- Task brief -
Repeat every entry exactly. Leave nothing out.

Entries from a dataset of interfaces
[Start of Attachment]

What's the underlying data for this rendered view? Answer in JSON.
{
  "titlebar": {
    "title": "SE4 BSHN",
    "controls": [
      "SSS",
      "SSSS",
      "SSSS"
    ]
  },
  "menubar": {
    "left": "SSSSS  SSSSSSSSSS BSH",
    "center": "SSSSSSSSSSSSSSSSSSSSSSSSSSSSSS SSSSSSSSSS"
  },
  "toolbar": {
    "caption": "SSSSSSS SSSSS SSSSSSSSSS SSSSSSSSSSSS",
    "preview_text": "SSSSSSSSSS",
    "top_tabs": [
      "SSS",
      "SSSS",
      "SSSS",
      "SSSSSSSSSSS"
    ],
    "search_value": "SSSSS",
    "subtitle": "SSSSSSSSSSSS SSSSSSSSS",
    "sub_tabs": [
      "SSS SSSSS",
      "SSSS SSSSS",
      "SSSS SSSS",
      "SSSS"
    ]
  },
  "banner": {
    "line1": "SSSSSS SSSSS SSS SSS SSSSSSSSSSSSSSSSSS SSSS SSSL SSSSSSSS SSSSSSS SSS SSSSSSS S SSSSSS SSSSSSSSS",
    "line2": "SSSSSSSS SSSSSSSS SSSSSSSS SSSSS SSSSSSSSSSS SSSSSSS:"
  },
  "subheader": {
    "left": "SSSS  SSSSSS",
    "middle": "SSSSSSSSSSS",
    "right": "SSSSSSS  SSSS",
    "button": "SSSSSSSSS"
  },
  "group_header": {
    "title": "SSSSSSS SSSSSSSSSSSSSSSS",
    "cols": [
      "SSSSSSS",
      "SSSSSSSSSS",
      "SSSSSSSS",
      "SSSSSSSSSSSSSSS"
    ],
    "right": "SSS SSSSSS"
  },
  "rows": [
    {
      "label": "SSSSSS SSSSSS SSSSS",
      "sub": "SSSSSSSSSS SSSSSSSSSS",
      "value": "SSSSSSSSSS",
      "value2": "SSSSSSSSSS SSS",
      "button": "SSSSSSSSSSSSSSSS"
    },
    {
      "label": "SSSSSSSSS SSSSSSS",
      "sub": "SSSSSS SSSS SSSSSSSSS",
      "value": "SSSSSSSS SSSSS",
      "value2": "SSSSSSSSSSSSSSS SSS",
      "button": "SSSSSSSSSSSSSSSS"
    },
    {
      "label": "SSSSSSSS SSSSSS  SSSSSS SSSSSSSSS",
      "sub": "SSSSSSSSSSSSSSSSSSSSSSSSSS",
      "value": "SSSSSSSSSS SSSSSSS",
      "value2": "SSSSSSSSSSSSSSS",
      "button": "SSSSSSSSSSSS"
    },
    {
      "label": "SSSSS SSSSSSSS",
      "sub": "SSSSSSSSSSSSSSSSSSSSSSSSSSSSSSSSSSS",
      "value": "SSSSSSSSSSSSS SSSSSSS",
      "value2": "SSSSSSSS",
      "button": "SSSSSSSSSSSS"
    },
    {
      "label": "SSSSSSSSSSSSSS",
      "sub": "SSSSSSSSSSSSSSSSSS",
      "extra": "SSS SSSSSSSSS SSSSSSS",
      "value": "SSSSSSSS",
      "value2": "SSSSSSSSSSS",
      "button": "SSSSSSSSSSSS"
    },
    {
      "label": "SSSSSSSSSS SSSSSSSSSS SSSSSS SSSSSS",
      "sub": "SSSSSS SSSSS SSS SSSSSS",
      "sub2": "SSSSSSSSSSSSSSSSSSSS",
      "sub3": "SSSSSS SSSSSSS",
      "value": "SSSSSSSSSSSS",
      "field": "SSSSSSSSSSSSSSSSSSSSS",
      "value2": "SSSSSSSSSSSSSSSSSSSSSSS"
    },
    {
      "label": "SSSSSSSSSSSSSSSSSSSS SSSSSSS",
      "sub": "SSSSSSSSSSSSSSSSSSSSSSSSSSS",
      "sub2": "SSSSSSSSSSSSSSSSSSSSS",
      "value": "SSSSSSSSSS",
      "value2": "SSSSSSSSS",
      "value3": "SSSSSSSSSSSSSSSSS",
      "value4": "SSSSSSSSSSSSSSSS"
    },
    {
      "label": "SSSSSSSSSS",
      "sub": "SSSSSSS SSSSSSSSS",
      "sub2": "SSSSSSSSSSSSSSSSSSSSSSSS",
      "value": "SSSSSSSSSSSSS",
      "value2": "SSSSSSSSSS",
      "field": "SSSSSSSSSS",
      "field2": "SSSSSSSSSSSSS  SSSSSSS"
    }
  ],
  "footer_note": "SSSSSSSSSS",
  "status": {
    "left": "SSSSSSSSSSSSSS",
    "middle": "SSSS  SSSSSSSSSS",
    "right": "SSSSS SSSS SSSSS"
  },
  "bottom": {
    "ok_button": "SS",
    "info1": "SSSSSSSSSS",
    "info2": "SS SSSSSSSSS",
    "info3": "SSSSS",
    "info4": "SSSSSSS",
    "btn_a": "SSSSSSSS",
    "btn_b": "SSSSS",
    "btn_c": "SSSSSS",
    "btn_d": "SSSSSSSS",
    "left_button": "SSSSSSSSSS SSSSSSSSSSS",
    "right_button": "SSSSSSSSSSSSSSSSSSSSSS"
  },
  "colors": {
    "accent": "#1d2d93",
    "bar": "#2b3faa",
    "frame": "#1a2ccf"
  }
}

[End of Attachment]

- Task solution -
What's the underlying data for this rendered view? Answer in JSON.
{
  "titlebar": {
    "title": "SE4 BSHN",
    "controls": [
      "SSS",
      "SSSS",
      "SSSS"
    ]
  },
  "menubar": {
    "left": "SSSSS  SSSSSSSSSS BSH",
    "center": "SSSSSSSSSSSSSSSSSSSSSSSSSSSSSS SSSSSSSSSS"
  },
  "toolbar": {
    "caption": "SSSSSSS SSSSS SSSSSSSSSS SSSSSSSSSSSS",
    "preview_text": "SSSSSSSSSS",
    "top_tabs": [
      "SSS",
      "SSSS",
      "SSSS",
      "SSSSSSSSSSS"
    ],
    "search_value": "SSSSS",
    "subtitle": "SSSSSSSSSSSS SSSSSSSSS",
    "sub_tabs": [
      "SSS SSSSS",
      "SSSS SSSSS",
      "SSSS SSSS",
      "SSSS"
    ]
  },
  "banner": {
    "line1": "SSSSSS SSSSS SSS SSS SSSSSSSSSSSSSSSSSS SSSS SSSL SSSSSSSS SSSSSSS SSS SSSSSSS S SSSSSS SSSSSSSSS",
    "line2": "SSSSSSSS SSSSSSSS SSSSSSSS SSSSS SSSSSSSSSSS SSSSSSS:"
  },
  "subheader": {
    "left": "SSSS  SSSSSS",
    "middle": "SSSSSSSSSSS",
    "right": "SSSSSSS  SSSS",
    "button": "SSSSSSSSS"
  },
  "group_header": {
    "title": "SSSSSSS SSSSSSSSSSSSSSSS",
    "cols": [
      "SSSSSSS",
      "SSSSSSSSSS",
      "SSSSSSSS",
      "SSSSSSSSSSSSSSS"
    ],
    "right": "SSS SSSSSS"
  },
  "rows": [
    {
      "label": "SSSSSS SSSSSS SSSSS",
      "sub": "SSSSSSSSSS SSSSSSSSSS",
      "value": "SSSSSSSSSS",
      "value2": "SSSSSSSSSS SSS",
      "button": "SSSSSSSSSSSSSSSS"
    },
    {
      "label": "SSSSSSSSS SSSSSSS",
      "sub": "SSSSSS SSSS SSSSSSSSS",
      "value": "SSSSSSSS SSSSS",
      "value2": "SSSSSSSSSSSSSSS SSS",
      "button": "SSSSSSSSSSSSSSSS"
    },
    {
      "label": "SSSSSSSS SSSSSS  SSSSSS SSSSSSSSS",
      "sub": "SSSSSSSSSSSSSSSSSSSSSSSSSS",
      "value": "SSSSSSSSSS SSSSSSS",
      "value2": "SSSSSSSSSSSSSSS",
      "button": "SSSSSSSSSSSS"
    },
    {
      "label": "SSSSS SSSSSSSS",
      "sub": "SSSSSSSSSSSSSSSSSSSSSSSSSSSSSSSSSSS",
      "value": "SSSSSSSSSSSSS SSSSSSS",
      "value2": "SSSSSSSS",
      "button": "SSSSSSSSSSSS"
    },
    {
      "label": "SSSSSSSSSSSSSS",
      "sub": "SSSSSSSSSSSSSSSSSS",
      "extra": "SSS SSSSSSSSS SSSSSSS",
      "value": "SSSSSSSS",
      "value2": "SSSSSSSSSSS",
      "button": "SSSSSSSSSSSS"
    },
    {
      "label": "SSSSSSSSSS SSSSSSSSSS SSSSSS SSSSSS",
      "sub": "SSSSSS SSSSS SSS SSSSSS",
      "sub2": "SSSSSSSSSSSSSSSSSSSS",
      "sub3": "SSSSSS SSSSSSS",
      "value": "SSSSSSSSSSSS",
      "field": "SSSSSSSSSSSSSSSSSSSSS",
      "value2": "SSSSSSSSSSSSSSSSSSSSSSS"
    },
    {
      "label": "SSSSSSSSSSSSSSSSSSSS SSSSSSS",
      "sub": "SSSSSSSSSSSSSSSSSSSSSSSSSSS",
      "sub2": "SSSSSSSSSSSSSSSSSSSSS",
      "value": "SSSSSSSSSS",
      "value2": "SSSSSSSSS",
      "value3": "SSSSSSSSSSSSSSSSS",
      "value4": "SSSSSSSSSSSSSSSS"
    },
    {
      "label": "SSSSSSSSSS",
      "sub": "SSSSSSS SSSSSSSSS",
      "sub2": "SSSSSSSSSSSSSSSSSSSSSSSS",
      "value": "SSSSSSSSSSSSS",
      "value2": "SSSSSSSSSS",
      "field": "SSSSSSSSSS",
      "field2": "SSSSSSSSSSSSS  SSSSSSS"
    }
  ],
  "footer_note": "SSSSSSSSSS",
  "status": {
    "left": "SSSSSSSSSSSSSS",
    "middle": "SSSS  SSSSSSSSSS",
    "right": "SSSSS SSSS SSSSS"
  },
  "bottom": {
    "ok_button": "SS",
    "info1": "SSSSSSSSSS",
    "info2": "SS SSSSSSSSS",
    "info3": "SSSSS",
    "info4": "SSSSSSS",
    "btn_a": "SSSSSSSS",
    "btn_b": "SSSSS",
    "btn_c": "SSSSSS",
    "btn_d": "SSSSSSSS",
    "left_button": "SSSSSSSSSS SSSSSSSSSSS",
    "right_button": "SSSSSSSSSSSSSSSSSSSSSS"
  },
  "colors": {
    "accent": "#1d2d93",
    "bar": "#2b3faa",
    "frame": "#1a2ccf"
  }
}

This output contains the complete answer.